--- To do ---
Everything in the data except the pictures belongs in your answer, copied exactly.

=== Begin Enclosure ===

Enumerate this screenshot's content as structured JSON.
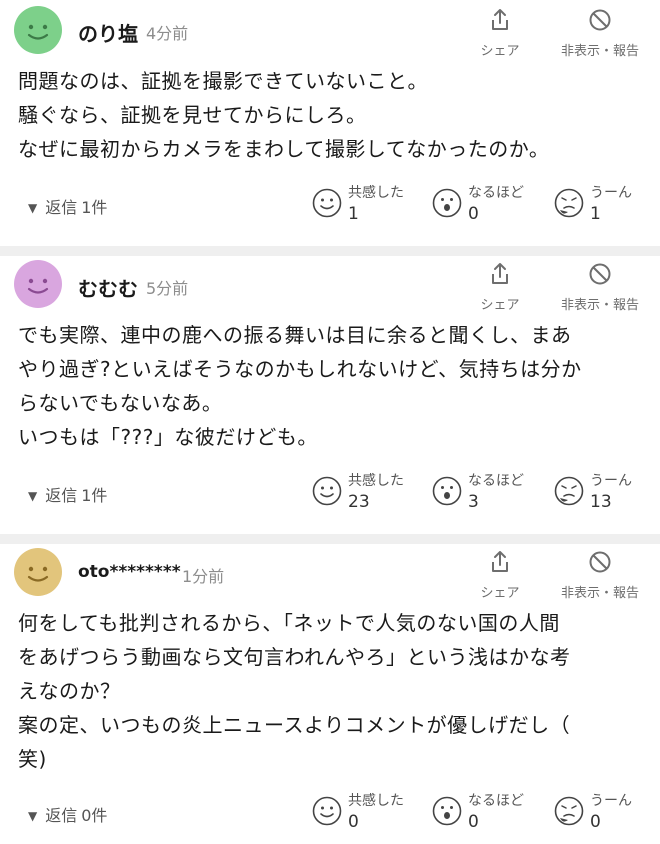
{
  "comments": [
    {
      "username": "のり塩",
      "time": "4分前",
      "avatar_color": "#7dd08a",
      "share_label": "シェア",
      "hide_label": "非表示・報告",
      "body": "問題なのは、証拠を撮影できていないこと。\n騒ぐなら、証拠を見せてからにしろ。\nなぜに最初からカメラをまわして撮影してなかったのか。",
      "reply_label": "返信",
      "reply_count": "1件",
      "reactions": [
        {
          "label": "共感した",
          "count": "1"
        },
        {
          "label": "なるほど",
          "count": "0"
        },
        {
          "label": "うーん",
          "count": "1"
        }
      ]
    },
    {
      "username": "むむむ",
      "time": "5分前",
      "avatar_color": "#d9a6df",
      "share_label": "シェア",
      "hide_label": "非表示・報告",
      "body": "でも実際、連中の鹿への振る舞いは目に余ると聞くし、まあ\nやり過ぎ?といえばそうなのかもしれないけど、気持ちは分か\nらないでもないなあ。\nいつもは「???」な彼だけども。",
      "reply_label": "返信",
      "reply_count": "1件",
      "reactions": [
        {
          "label": "共感した",
          "count": "23"
        },
        {
          "label": "なるほど",
          "count": "3"
        },
        {
          "label": "うーん",
          "count": "13"
        }
      ]
    },
    {
      "username": "oto********",
      "time": "1分前",
      "avatar_color": "#e2c57c",
      "share_label": "シェア",
      "hide_label": "非表示・報告",
      "body": "何をしても批判されるから、「ネットで人気のない国の人間\nをあげつらう動画なら文句言われんやろ」という浅はかな考\nえなのか？\n案の定、いつもの炎上ニュースよりコメントが優しげだし（\n笑)",
      "reply_label": "返信",
      "reply_count": "0件",
      "reactions": [
        {
          "label": "共感した",
          "count": "0"
        },
        {
          "label": "なるほど",
          "count": "0"
        },
        {
          "label": "うーん",
          "count": "0"
        }
      ]
    }
  ],
  "icons": {
    "share": "share-icon",
    "hide": "block-icon",
    "empathy": "smile-face-icon",
    "insight": "surprised-face-icon",
    "hmm": "troubled-face-icon"
  }
}
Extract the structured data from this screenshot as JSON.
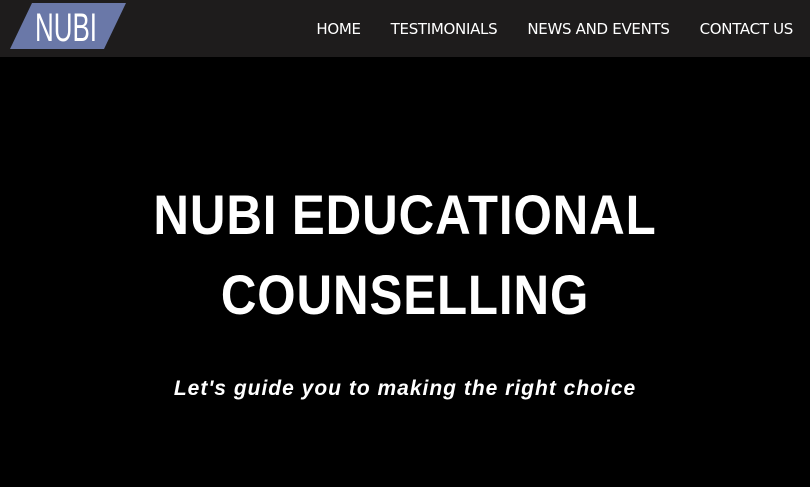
{
  "brand": {
    "logo_text": "NUBI",
    "logo_color": "#6a78a8"
  },
  "nav": {
    "items": [
      {
        "label": "HOME"
      },
      {
        "label": "TESTIMONIALS"
      },
      {
        "label": "NEWS AND EVENTS"
      },
      {
        "label": "CONTACT US"
      }
    ]
  },
  "hero": {
    "title_line1": "NUBI EDUCATIONAL",
    "title_line2": "COUNSELLING",
    "subtitle": "Let's guide you to making the right choice"
  },
  "colors": {
    "navbar_bg": "#1e1c1c",
    "hero_bg": "#000000",
    "text": "#ffffff"
  }
}
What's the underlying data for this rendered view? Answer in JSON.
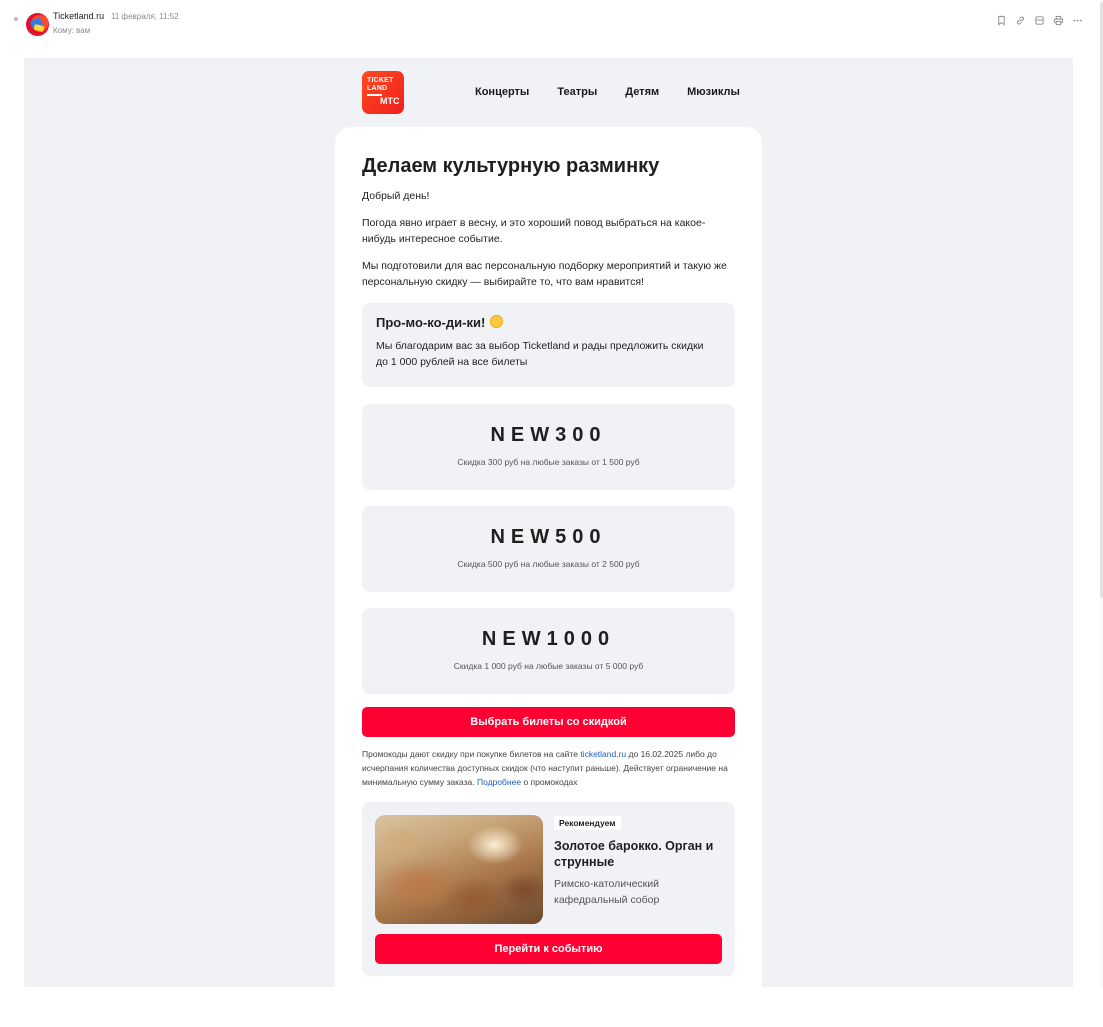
{
  "mail": {
    "sender": "Ticketland.ru",
    "date": "11 февраля, 11:52",
    "to": "Кому: вам",
    "toolbar_icons": [
      "bookmark-icon",
      "link-icon",
      "archive-icon",
      "print-icon",
      "more-icon"
    ]
  },
  "brand": {
    "logo_line1": "TICKET",
    "logo_line2": "LAND",
    "logo_line3": "МТС",
    "accent": "#ff0032",
    "logo_color": "#f0201e"
  },
  "nav": [
    "Концерты",
    "Театры",
    "Детям",
    "Мюзиклы"
  ],
  "content": {
    "title": "Делаем культурную разминку",
    "greeting": "Добрый день!",
    "para1": "Погода явно играет в весну, и это хороший повод выбраться на какое-нибудь интересное событие.",
    "para2": "Мы подготовили для вас персональную подборку мероприятий и такую же персональную скидку — выбирайте то, что вам нравится!"
  },
  "promo": {
    "title": "Про-мо-ко-ди-ки!",
    "text": "Мы благодарим вас за выбор Ticketland и рады предложить скидки до 1 000 рублей на все билеты"
  },
  "codes": [
    {
      "code": "NEW300",
      "desc": "Скидка 300 руб на любые заказы от 1 500 руб"
    },
    {
      "code": "NEW500",
      "desc": "Скидка 500 руб на любые заказы от 2 500 руб"
    },
    {
      "code": "NEW1000",
      "desc": "Скидка 1 000 руб на любые заказы от 5 000 руб"
    }
  ],
  "cta_discount": "Выбрать билеты со скидкой",
  "fine_print": {
    "part1": "Промокоды дают скидку при покупке билетов на сайте ",
    "link1": "ticketland.ru",
    "part2": " до 16.02.2025 либо до исчерпания количества доступных скидок (что наступит раньше). Действует ограничение на минимальную сумму заказа. ",
    "link2": "Подробнее",
    "part3": " о промокодах"
  },
  "event": {
    "badge": "Рекомендуем",
    "title": "Золотое барокко. Орган и струнные",
    "venue": "Римско-католический кафедральный собор",
    "cta": "Перейти к событию"
  }
}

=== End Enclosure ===

--- Solution for this exercise ---
Enumerate this screenshot's content as structured JSON.
{
  "comments": [
    {
      "username": "のり塩",
      "time": "4分前",
      "avatar_color": "#7dd08a",
      "share_label": "シェア",
      "hide_label": "非表示・報告",
      "body": "問題なのは、証拠を撮影できていないこと。\n騒ぐなら、証拠を見せてからにしろ。\nなぜに最初からカメラをまわして撮影してなかったのか。",
      "reply_label": "返信",
      "reply_count": "1件",
      "reactions": [
        {
          "label": "共感した",
          "count": "1"
        },
        {
          "label": "なるほど",
          "count": "0"
        },
        {
          "label": "うーん",
          "count": "1"
        }
      ]
    },
    {
      "username": "むむむ",
      "time": "5分前",
      "avatar_color": "#d9a6df",
      "share_label": "シェア",
      "hide_label": "非表示・報告",
      "body": "でも実際、連中の鹿への振る舞いは目に余ると聞くし、まあ\nやり過ぎ?といえばそうなのかもしれないけど、気持ちは分か\nらないでもないなあ。\nいつもは「???」な彼だけども。",
      "reply_label": "返信",
      "reply_count": "1件",
      "reactions": [
        {
          "label": "共感した",
          "count": "23"
        },
        {
          "label": "なるほど",
          "count": "3"
        },
        {
          "label": "うーん",
          "count": "13"
        }
      ]
    },
    {
      "username": "oto********",
      "time": "1分前",
      "avatar_color": "#e2c57c",
      "share_label": "シェア",
      "hide_label": "非表示・報告",
      "body": "何をしても批判されるから、「ネットで人気のない国の人間\nをあげつらう動画なら文句言われんやろ」という浅はかな考\nえなのか？\n案の定、いつもの炎上ニュースよりコメントが優しげだし（\n笑)",
      "reply_label": "返信",
      "reply_count": "0件",
      "reactions": [
        {
          "label": "共感した",
          "count": "0"
        },
        {
          "label": "なるほど",
          "count": "0"
        },
        {
          "label": "うーん",
          "count": "0"
        }
      ]
    }
  ],
  "icons": {
    "share": "share-icon",
    "hide": "block-icon",
    "empathy": "smile-face-icon",
    "insight": "surprised-face-icon",
    "hmm": "troubled-face-icon"
  }
}
Extract the structured data from this screenshot as JSON.
{
  "brand": {
    "logo_text": "NUBI",
    "logo_color": "#6a78a8"
  },
  "nav": {
    "items": [
      {
        "label": "HOME"
      },
      {
        "label": "TESTIMONIALS"
      },
      {
        "label": "NEWS AND EVENTS"
      },
      {
        "label": "CONTACT US"
      }
    ]
  },
  "hero": {
    "title_line1": "NUBI EDUCATIONAL",
    "title_line2": "COUNSELLING",
    "subtitle": "Let's guide you to making the right choice"
  },
  "colors": {
    "navbar_bg": "#1e1c1c",
    "hero_bg": "#000000",
    "text": "#ffffff"
  }
}
What's the underlying data for this rendered view? Answer in JSON.
{
  "mail": {
    "sender": "Ticketland.ru",
    "date": "11 февраля, 11:52",
    "to": "Кому: вам",
    "toolbar_icons": [
      "bookmark-icon",
      "link-icon",
      "archive-icon",
      "print-icon",
      "more-icon"
    ]
  },
  "brand": {
    "logo_line1": "TICKET",
    "logo_line2": "LAND",
    "logo_line3": "МТС",
    "accent": "#ff0032",
    "logo_color": "#f0201e"
  },
  "nav": [
    "Концерты",
    "Театры",
    "Детям",
    "Мюзиклы"
  ],
  "content": {
    "title": "Делаем культурную разминку",
    "greeting": "Добрый день!",
    "para1": "Погода явно играет в весну, и это хороший повод выбраться на какое-нибудь интересное событие.",
    "para2": "Мы подготовили для вас персональную подборку мероприятий и такую же персональную скидку — выбирайте то, что вам нравится!"
  },
  "promo": {
    "title": "Про-мо-ко-ди-ки!",
    "text": "Мы благодарим вас за выбор Ticketland и рады предложить скидки до 1 000 рублей на все билеты"
  },
  "codes": [
    {
      "code": "NEW300",
      "desc": "Скидка 300 руб на любые заказы от 1 500 руб"
    },
    {
      "code": "NEW500",
      "desc": "Скидка 500 руб на любые заказы от 2 500 руб"
    },
    {
      "code": "NEW1000",
      "desc": "Скидка 1 000 руб на любые заказы от 5 000 руб"
    }
  ],
  "cta_discount": "Выбрать билеты со скидкой",
  "fine_print": {
    "part1": "Промокоды дают скидку при покупке билетов на сайте ",
    "link1": "ticketland.ru",
    "part2": " до 16.02.2025 либо до исчерпания количества доступных скидок (что наступит раньше). Действует ограничение на минимальную сумму заказа. ",
    "link2": "Подробнее",
    "part3": " о промокодах"
  },
  "event": {
    "badge": "Рекомендуем",
    "title": "Золотое барокко. Орган и струнные",
    "venue": "Римско-католический кафедральный собор",
    "cta": "Перейти к событию"
  }
}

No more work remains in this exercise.